• TASK PROMPT: Sort through the entries below and pull out lines containing the word "明日世界".

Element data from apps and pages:
□ □ □
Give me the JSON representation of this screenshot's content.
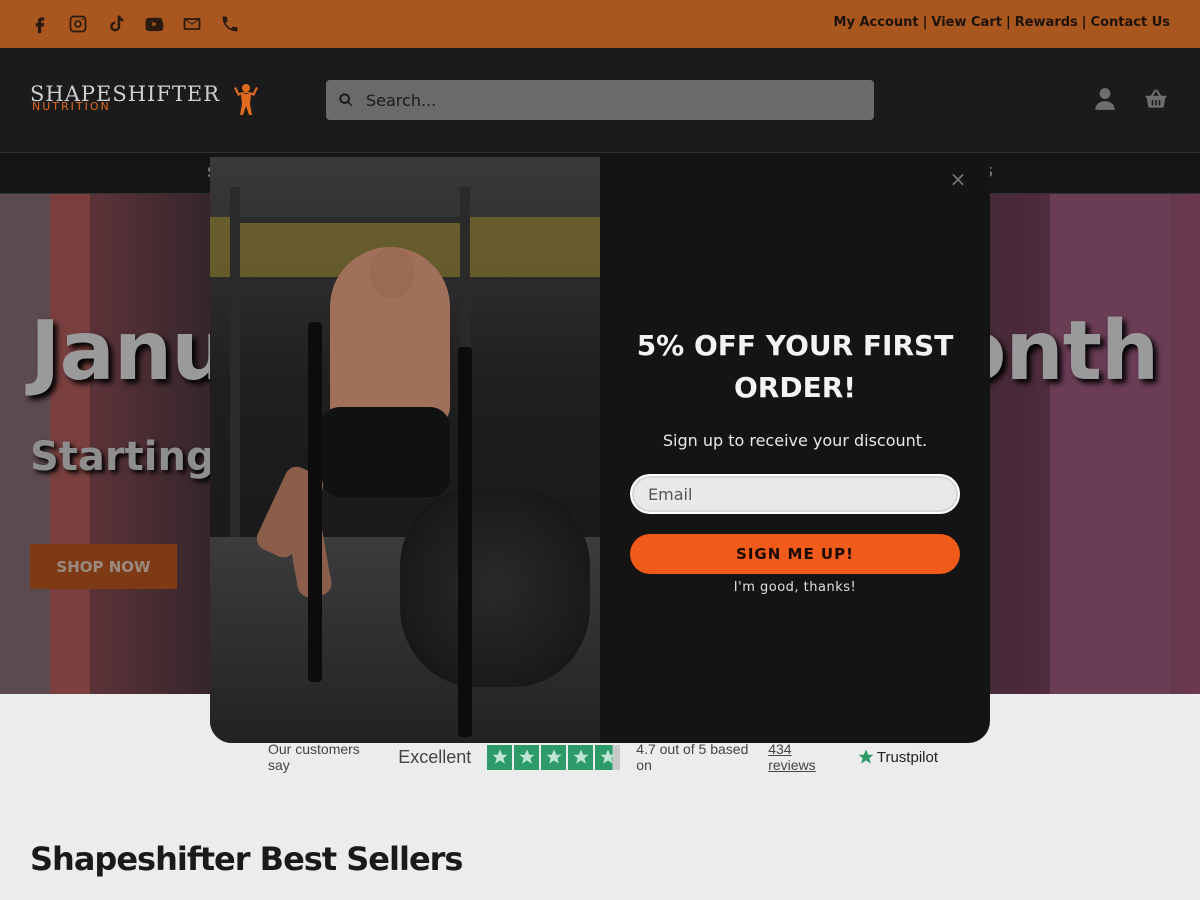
{
  "topbar": {
    "social_icons": [
      "facebook-icon",
      "instagram-icon",
      "tiktok-icon",
      "youtube-icon",
      "envelope-icon",
      "phone-icon"
    ],
    "links": [
      "My Account",
      "View Cart",
      "Rewards",
      "Contact Us"
    ],
    "separator": "|",
    "background": "#a9561f"
  },
  "header": {
    "logo_line1": "SHAPESHIFTER",
    "logo_line2": "NUTRITION",
    "search_placeholder": "Search...",
    "icons": [
      "user-icon",
      "basket-icon"
    ]
  },
  "nav": {
    "left_fragment": "S",
    "right_fragment": "S"
  },
  "hero": {
    "title_start": "Janu",
    "title_end": "onth",
    "subtitle": "Starting c",
    "cta": "SHOP NOW"
  },
  "trustpilot": {
    "prefix": "Our customers say",
    "verdict": "Excellent",
    "rating_text": "4.7 out of 5 based on",
    "reviews_link": "434 reviews",
    "brand": "Trustpilot",
    "stars": 4.7
  },
  "bestsellers": {
    "heading": "Shapeshifter Best Sellers"
  },
  "popup": {
    "close_label": "×",
    "heading": "5% OFF YOUR FIRST ORDER!",
    "subheading": "Sign up to receive your discount.",
    "email_placeholder": "Email",
    "submit_label": "SIGN ME UP!",
    "decline_label": "I'm good, thanks!",
    "accent_color": "#f05a1a"
  }
}
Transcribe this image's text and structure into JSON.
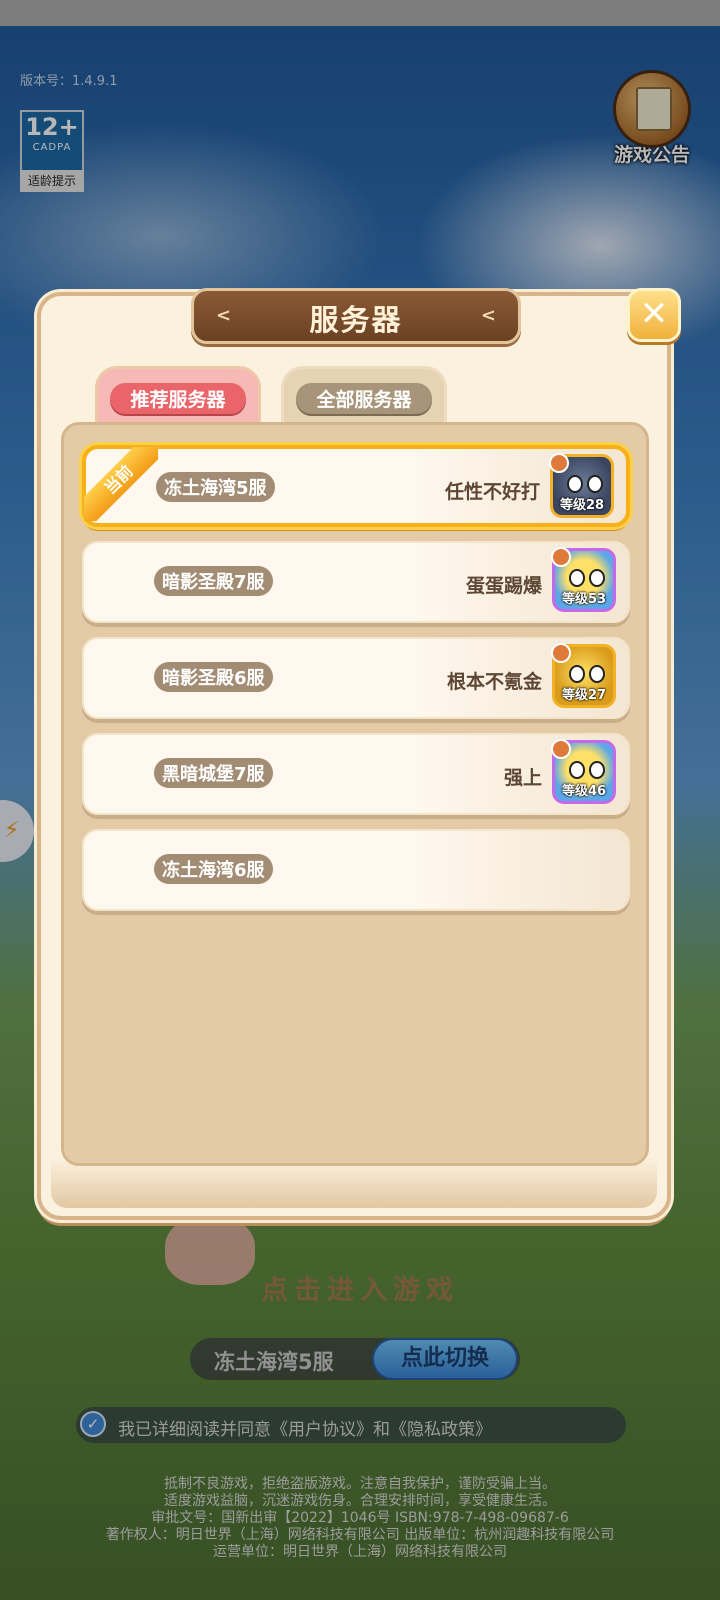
{
  "app": {
    "version_label": "版本号：1.4.9.1",
    "age_rating": {
      "number": "12+",
      "org": "CADPA",
      "tip": "适龄提示"
    },
    "notice_label": "游戏公告"
  },
  "dialog": {
    "title": "服务器",
    "close_glyph": "✕",
    "tabs": [
      {
        "label": "推荐服务器",
        "active": true
      },
      {
        "label": "全部服务器",
        "active": false
      }
    ],
    "current_tag": "当前",
    "servers": [
      {
        "name": "冻土海湾5服",
        "player": "任性不好打",
        "level": "等级28",
        "current": true,
        "avatar": "dark"
      },
      {
        "name": "暗影圣殿7服",
        "player": "蛋蛋踢爆",
        "level": "等级53",
        "current": false,
        "avatar": "blue"
      },
      {
        "name": "暗影圣殿6服",
        "player": "根本不氪金",
        "level": "等级27",
        "current": false,
        "avatar": "yellow"
      },
      {
        "name": "黑暗城堡7服",
        "player": "强上",
        "level": "等级46",
        "current": false,
        "avatar": "blue"
      },
      {
        "name": "冻土海湾6服",
        "player": "",
        "level": "",
        "current": false,
        "avatar": "none"
      }
    ]
  },
  "footer": {
    "enter_game": "点击进入游戏",
    "selected_server": "冻土海湾5服",
    "switch_label": "点此切换",
    "agreement": "我已详细阅读并同意《用户协议》和《隐私政策》",
    "legal_lines": [
      "抵制不良游戏，拒绝盗版游戏。注意自我保护，谨防受骗上当。",
      "适度游戏益脑，沉迷游戏伤身。合理安排时间，享受健康生活。",
      "审批文号：国新出审【2022】1046号        ISBN:978-7-498-09687-6",
      "著作权人：明日世界（上海）网络科技有限公司        出版单位：杭州润趣科技有限公司",
      "运营单位：明日世界（上海）网络科技有限公司"
    ]
  },
  "colors": {
    "current_border": "#f7b118",
    "tab_active": "#e9656a",
    "banner": "#6b4123"
  }
}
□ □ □
• RESULT OF THIS TASK:
      "著作权人：明日世界（上海）网络科技有限公司        出版单位：杭州润趣科技有限公司",
      "运营单位：明日世界（上海）网络科技有限公司"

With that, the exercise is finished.